Last year Christian Scott aTunde Adjuah released three albums, a collection entitled The Centennial Trilogy to honor the first 100 years of recorded jazz music. The albums mix hip-hop drums with jazz sensibility and an extremely strong, emotive compositional element. To put it bluntly: it’s some of the most exciting music being made.
Amidst a three-night run at Greenwich Village’s famed Blue Note Jazz Club, Scott brought his quintet to deliver some of the songs off the record. The playing is dynamic and intense, transporting the listener to another realm, only to be brought back by intermissions where Scott talks, at length, about his band members and the concept togetherness. He creates this music with a deep purpose in mind; it’s not simply party music or pass-time tunes. This is vital to the unity of human beings, he feels, and in practice it seems to be working.
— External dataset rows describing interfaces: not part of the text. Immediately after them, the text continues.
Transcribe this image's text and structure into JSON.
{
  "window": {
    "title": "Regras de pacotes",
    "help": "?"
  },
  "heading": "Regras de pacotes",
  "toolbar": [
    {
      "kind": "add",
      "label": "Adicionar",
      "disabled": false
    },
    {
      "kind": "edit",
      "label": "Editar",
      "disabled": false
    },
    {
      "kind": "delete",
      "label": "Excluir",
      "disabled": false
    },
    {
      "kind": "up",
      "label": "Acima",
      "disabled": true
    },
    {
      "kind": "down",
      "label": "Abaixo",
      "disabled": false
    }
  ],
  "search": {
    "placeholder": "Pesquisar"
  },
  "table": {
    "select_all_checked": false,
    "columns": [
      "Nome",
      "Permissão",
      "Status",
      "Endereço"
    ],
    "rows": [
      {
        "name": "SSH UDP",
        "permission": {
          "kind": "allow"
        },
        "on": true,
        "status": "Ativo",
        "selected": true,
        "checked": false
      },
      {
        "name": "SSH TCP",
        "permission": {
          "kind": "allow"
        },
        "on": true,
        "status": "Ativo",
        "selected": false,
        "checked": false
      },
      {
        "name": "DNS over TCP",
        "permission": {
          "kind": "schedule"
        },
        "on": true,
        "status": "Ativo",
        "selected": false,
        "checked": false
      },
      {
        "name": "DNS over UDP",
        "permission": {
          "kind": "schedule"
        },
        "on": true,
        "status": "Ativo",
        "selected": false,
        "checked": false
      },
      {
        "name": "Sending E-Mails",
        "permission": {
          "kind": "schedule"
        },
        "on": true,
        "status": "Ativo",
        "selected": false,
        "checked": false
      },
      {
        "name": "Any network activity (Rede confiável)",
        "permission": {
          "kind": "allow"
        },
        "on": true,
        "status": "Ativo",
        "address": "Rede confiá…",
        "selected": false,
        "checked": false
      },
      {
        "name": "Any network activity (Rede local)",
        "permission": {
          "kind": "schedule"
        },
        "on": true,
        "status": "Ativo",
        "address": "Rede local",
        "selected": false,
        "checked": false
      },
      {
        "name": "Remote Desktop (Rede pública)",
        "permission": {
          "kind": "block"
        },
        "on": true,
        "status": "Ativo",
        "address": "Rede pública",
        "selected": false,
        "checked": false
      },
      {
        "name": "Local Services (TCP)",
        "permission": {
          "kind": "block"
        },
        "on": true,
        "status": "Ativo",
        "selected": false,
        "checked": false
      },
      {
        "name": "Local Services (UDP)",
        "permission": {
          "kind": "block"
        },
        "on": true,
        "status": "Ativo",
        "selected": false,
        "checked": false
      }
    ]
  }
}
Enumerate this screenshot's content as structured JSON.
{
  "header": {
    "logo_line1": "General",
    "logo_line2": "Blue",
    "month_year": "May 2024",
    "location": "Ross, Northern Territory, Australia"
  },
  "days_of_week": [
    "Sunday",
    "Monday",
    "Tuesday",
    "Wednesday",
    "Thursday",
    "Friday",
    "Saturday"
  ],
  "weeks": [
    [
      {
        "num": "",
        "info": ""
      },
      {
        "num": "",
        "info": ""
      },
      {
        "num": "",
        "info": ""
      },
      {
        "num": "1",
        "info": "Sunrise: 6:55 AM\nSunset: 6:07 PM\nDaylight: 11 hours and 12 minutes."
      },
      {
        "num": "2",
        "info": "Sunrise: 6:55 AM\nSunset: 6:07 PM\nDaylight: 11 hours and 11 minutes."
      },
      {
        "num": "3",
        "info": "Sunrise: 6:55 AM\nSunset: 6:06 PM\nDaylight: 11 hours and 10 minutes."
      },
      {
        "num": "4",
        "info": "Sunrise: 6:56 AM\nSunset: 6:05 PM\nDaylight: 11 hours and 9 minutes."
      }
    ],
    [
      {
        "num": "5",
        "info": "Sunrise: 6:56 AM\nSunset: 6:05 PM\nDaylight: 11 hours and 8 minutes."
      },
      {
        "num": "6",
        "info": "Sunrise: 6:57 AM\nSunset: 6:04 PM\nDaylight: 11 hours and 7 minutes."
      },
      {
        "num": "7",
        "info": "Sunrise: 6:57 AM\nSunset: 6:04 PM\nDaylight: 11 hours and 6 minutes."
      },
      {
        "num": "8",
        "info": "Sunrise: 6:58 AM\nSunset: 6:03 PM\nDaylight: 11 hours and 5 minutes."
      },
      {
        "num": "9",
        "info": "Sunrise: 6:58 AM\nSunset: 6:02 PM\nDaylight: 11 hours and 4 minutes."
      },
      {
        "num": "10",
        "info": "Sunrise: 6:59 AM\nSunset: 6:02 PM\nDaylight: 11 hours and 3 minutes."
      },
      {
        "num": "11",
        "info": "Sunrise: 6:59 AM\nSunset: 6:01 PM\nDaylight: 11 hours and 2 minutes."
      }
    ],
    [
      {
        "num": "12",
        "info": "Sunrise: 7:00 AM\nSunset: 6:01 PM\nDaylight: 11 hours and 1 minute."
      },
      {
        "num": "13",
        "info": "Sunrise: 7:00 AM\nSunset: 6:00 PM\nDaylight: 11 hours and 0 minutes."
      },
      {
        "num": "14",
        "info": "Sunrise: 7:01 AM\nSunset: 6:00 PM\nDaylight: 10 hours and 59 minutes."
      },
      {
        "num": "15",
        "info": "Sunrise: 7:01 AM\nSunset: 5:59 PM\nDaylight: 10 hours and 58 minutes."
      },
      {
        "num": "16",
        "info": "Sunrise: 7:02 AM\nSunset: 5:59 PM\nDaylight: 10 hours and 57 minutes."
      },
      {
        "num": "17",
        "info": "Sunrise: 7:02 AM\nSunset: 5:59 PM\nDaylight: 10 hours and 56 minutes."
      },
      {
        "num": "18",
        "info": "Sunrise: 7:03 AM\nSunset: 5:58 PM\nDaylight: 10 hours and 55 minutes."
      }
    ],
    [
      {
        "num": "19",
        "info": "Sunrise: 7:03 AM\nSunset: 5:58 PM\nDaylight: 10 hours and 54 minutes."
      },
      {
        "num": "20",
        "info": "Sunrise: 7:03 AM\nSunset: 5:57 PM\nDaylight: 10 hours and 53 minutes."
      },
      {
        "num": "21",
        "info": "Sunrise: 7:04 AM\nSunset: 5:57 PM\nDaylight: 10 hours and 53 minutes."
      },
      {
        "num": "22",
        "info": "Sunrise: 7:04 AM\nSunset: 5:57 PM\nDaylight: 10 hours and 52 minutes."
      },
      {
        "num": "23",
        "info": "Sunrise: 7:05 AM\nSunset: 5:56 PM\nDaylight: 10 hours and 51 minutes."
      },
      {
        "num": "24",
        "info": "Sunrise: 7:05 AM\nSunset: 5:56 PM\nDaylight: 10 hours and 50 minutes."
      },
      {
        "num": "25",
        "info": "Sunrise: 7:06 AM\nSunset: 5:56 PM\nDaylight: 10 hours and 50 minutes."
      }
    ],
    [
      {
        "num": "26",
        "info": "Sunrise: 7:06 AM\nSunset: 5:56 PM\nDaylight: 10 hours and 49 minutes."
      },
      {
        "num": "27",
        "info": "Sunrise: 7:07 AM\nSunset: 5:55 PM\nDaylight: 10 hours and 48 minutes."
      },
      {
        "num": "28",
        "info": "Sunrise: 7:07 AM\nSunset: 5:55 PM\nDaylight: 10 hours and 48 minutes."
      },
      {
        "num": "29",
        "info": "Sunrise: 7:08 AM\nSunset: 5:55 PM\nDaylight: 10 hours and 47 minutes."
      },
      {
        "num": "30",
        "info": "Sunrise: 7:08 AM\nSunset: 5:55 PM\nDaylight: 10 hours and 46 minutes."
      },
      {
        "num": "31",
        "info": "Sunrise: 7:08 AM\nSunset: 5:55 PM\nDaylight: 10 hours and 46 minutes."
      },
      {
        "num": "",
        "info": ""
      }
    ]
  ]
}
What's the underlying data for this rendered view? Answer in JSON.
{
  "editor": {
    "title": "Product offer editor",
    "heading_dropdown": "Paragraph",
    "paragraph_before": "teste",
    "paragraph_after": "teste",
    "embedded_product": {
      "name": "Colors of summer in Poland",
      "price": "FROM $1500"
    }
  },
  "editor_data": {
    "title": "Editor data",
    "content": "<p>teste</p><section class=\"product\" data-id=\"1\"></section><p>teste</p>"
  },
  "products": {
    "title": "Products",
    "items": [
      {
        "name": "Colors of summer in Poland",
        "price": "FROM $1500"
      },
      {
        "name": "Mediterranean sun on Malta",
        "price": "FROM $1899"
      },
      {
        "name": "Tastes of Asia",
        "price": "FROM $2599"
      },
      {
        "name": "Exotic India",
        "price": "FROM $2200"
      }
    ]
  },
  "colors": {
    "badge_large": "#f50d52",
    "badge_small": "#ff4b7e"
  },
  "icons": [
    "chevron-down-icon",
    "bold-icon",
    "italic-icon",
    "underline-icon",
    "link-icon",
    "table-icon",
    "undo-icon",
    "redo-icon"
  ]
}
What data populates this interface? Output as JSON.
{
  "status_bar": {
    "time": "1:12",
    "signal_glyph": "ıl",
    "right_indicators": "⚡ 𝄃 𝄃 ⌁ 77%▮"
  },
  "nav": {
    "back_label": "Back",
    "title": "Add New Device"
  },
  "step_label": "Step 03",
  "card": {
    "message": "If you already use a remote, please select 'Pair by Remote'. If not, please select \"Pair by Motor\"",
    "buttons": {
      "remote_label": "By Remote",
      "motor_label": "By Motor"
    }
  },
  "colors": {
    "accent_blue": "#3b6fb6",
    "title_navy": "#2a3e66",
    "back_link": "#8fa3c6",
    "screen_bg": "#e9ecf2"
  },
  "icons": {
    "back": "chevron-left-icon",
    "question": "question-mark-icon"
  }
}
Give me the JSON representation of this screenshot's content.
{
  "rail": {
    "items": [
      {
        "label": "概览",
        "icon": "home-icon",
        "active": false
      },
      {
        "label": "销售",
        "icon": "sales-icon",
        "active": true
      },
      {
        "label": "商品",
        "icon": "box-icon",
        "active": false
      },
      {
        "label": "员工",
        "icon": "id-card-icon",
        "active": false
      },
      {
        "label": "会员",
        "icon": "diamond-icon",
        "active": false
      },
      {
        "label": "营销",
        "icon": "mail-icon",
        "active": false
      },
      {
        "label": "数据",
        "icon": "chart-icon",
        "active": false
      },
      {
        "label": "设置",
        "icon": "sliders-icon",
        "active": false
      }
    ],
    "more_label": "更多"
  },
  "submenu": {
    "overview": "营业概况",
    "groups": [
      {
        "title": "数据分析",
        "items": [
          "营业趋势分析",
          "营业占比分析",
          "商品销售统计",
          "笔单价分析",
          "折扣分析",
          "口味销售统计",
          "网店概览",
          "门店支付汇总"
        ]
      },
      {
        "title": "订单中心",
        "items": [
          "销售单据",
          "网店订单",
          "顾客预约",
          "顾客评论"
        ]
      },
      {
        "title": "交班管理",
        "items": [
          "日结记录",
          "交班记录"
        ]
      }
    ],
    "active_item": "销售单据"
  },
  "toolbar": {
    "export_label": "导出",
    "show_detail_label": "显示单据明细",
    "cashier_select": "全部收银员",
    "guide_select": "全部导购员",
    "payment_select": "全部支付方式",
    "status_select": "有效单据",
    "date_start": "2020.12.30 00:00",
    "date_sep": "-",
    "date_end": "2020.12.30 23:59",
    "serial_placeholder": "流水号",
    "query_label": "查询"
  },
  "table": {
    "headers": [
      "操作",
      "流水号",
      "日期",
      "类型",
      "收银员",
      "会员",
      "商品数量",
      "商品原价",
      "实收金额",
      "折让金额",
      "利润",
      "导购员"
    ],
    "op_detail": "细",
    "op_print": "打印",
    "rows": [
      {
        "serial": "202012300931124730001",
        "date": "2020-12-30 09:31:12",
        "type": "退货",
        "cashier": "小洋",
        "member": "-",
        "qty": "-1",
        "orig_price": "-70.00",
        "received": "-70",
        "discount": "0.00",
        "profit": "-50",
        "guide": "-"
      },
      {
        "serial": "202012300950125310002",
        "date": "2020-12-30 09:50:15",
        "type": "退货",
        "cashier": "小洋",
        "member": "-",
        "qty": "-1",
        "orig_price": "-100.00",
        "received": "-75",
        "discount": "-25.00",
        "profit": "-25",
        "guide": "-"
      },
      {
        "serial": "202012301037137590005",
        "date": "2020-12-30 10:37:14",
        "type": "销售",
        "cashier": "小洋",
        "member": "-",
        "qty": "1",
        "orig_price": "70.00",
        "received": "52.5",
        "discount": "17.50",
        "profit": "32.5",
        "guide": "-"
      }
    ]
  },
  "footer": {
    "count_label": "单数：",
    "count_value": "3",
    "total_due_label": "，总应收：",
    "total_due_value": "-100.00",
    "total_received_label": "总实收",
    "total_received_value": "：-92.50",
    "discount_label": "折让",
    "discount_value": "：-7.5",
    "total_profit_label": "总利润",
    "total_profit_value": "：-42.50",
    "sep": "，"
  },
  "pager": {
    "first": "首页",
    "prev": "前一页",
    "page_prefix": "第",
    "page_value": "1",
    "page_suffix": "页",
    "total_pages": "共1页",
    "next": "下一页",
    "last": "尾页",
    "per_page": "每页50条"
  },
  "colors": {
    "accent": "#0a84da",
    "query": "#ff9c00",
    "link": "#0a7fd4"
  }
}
Various races and ages mixed in at the full tables of the Blue Note as Scott, now somewhat of a veteran in the modern jazz realm, dawned a cut-off t-shirt and some eccentric, very gold jewelry. In his unconventional jazz outfit, he lead the band in music that could be classified as unconventional jazz. The band started out with a new, unreleased number that continues in the experimental/electronic direction of recent releases. It was intense, skittish, and I can’t wait to hear it again. “West of the West”, from Stretch Music, was funky and very much influenced by current Los Angeles sounds, as was the very different “The Coronation of X. aTunde Adjuah”, more of a Flying Lotus-type, beat-head composition. Drummer Joe Dyson plays a key role in bringing these complex rhythms to life with a sizable kit and electronic drum pad as well.
The group also tackled one of John Coltrane’s tunes, but not one you’d expect. Taking a page out of the recently released Both Directions at Once, the band did “Untitled Original 11386”, which was definitely the most straight-ahead jazz played throughout the night.
Christian Scott plays frequently around the world, and you have to see his band if you haven’t yet. It’s some of the most emotionally rich jazz music being created today.